Out-toeing

Out-toeing, commonly referred to as having “duck feet”, refers to a condition where one or both feet turn excessively outwards. Out-toeing is the opposite to intoeing and is most commonly seen in young children. Out-toeing can negatively affect the child’s gait and the child may look clumsy when walking and running. Whilst most cases of out-toeing are asymptomatic, excessive rolling in can lead to other lower leg problems later on.

Out-toeing can occur due to bone deformities or movement disorders and, in some cases, can be a combination of both. The three most common causes of out-toeing are due to paediatric flat feet, due to external rotation of the lower leg bone (tibia) and due to external rotation of the thigh bone (femur).

There are a number of other factors that may contribute to out-toeing, and are often combined with the conditions above. These include genetics, poor postural positions, tight muscles or low muscle tone and trauma.

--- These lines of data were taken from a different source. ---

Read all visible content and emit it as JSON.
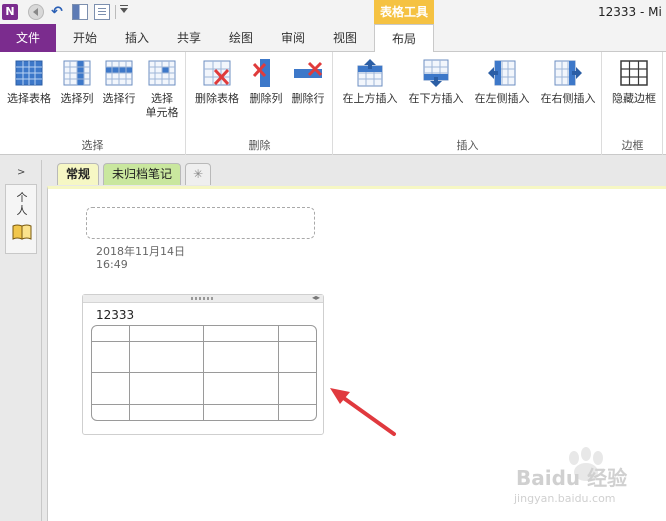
{
  "titlebar": {
    "app_glyph": "N",
    "title": "12333  -  Mi"
  },
  "contextual_group": "表格工具",
  "tabs": [
    {
      "label": "文件"
    },
    {
      "label": "开始"
    },
    {
      "label": "插入"
    },
    {
      "label": "共享"
    },
    {
      "label": "绘图"
    },
    {
      "label": "审阅"
    },
    {
      "label": "视图"
    },
    {
      "label": "布局"
    }
  ],
  "ribbon": {
    "select": {
      "label": "选择",
      "buttons": [
        "选择表格",
        "选择列",
        "选择行",
        "选择\n单元格"
      ]
    },
    "delete": {
      "label": "删除",
      "buttons": [
        "删除表格",
        "删除列",
        "删除行"
      ]
    },
    "insert": {
      "label": "插入",
      "buttons": [
        "在上方插入",
        "在下方插入",
        "在左侧插入",
        "在右侧插入"
      ]
    },
    "borders": {
      "label": "边框",
      "buttons": [
        "隐藏边框"
      ]
    }
  },
  "navigation": {
    "expand_glyph": ">",
    "notebook_label": "个人"
  },
  "section_tabs": [
    {
      "label": "常规"
    },
    {
      "label": "未归档笔记"
    },
    {
      "label": "✳"
    }
  ],
  "page": {
    "date": "2018年11月14日",
    "time": "16:49",
    "outline_title": "12333",
    "table": {
      "rows": 4,
      "cols": 4
    }
  },
  "watermark": {
    "text": "Baidu 经验",
    "sub": "jingyan.baidu.com"
  },
  "colors": {
    "file_tab": "#7b2c8e",
    "contextual": "#f5c242",
    "section_general": "#f6f7c4",
    "section_unfiled": "#c9e79e",
    "arrow": "#e0393e"
  }
}
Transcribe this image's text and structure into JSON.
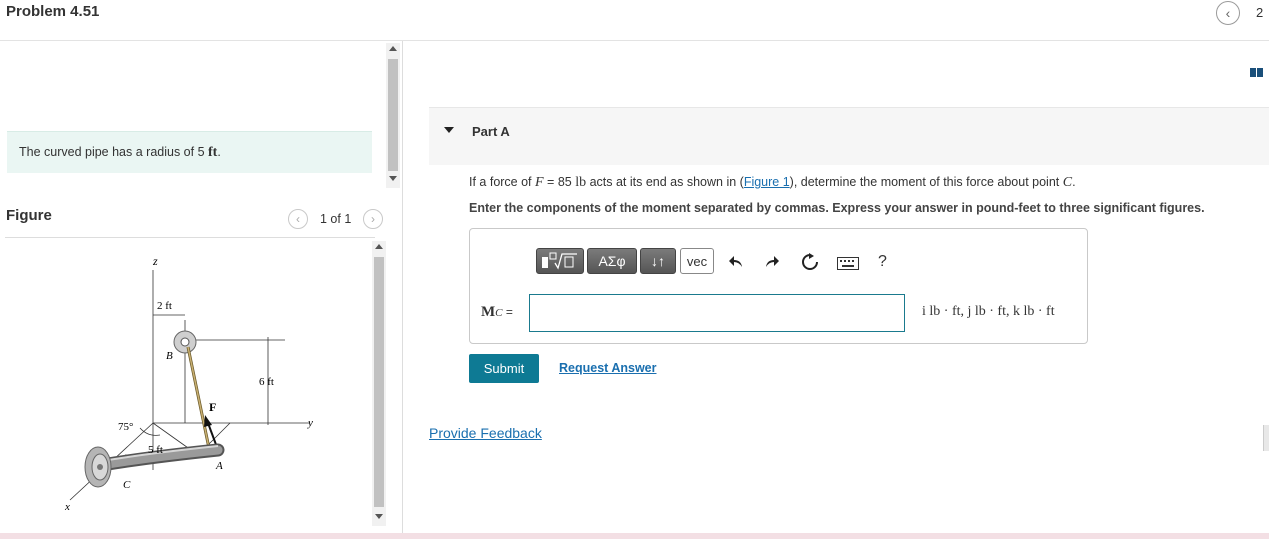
{
  "header": {
    "title": "Problem 4.51",
    "nav_prev": "‹",
    "page_fragment": "2"
  },
  "intro": {
    "text_before": "The curved pipe has a radius of 5 ",
    "unit": "ft",
    "text_after": "."
  },
  "figure": {
    "label": "Figure",
    "pager": "1 of 1",
    "labels": {
      "z": "z",
      "dim_2ft": "2 ft",
      "B": "B",
      "dim_6ft": "6 ft",
      "F": "F",
      "angle": "75°",
      "y": "y",
      "dim_5ft": "5 ft",
      "A": "A",
      "C": "C",
      "x": "x"
    }
  },
  "part_a": {
    "label": "Part A",
    "question": {
      "p1": "If a force of ",
      "F": "F",
      "p2": " = 85 ",
      "lb": "lb",
      "p3": " acts at its end as shown in (",
      "link": "Figure 1",
      "p4": "), determine the moment of this force about point ",
      "C": "C",
      "p5": "."
    },
    "instructions": "Enter the components of the moment separated by commas. Express your answer in pound-feet to three significant figures.",
    "toolbar": {
      "greek": "ΑΣφ",
      "sort": "↓↑",
      "vec": "vec",
      "help": "?"
    },
    "answer_label_main": "M",
    "answer_label_sub": "C",
    "answer_label_eq": " =",
    "input_value": "",
    "units": "i lb · ft, j lb · ft, k lb · ft",
    "submit": "Submit",
    "request_answer": "Request Answer"
  },
  "feedback": "Provide Feedback"
}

In normal children, out-toeing is mostly due to skeletal problems and frequently more than one deformity is involved. The age of the child plays an important role in pinpointing the cause of the problem.

Early treatment is most effective in treating out-toeing and achieving the best result. This treatment often involves addressing postural problems, stretching and strengthening of muscles, and children’s orthotics to correct biomechanical causes.

If you’re concerned about your child out-toeing, call our reception at (07) 3823 5423 to book an appointment.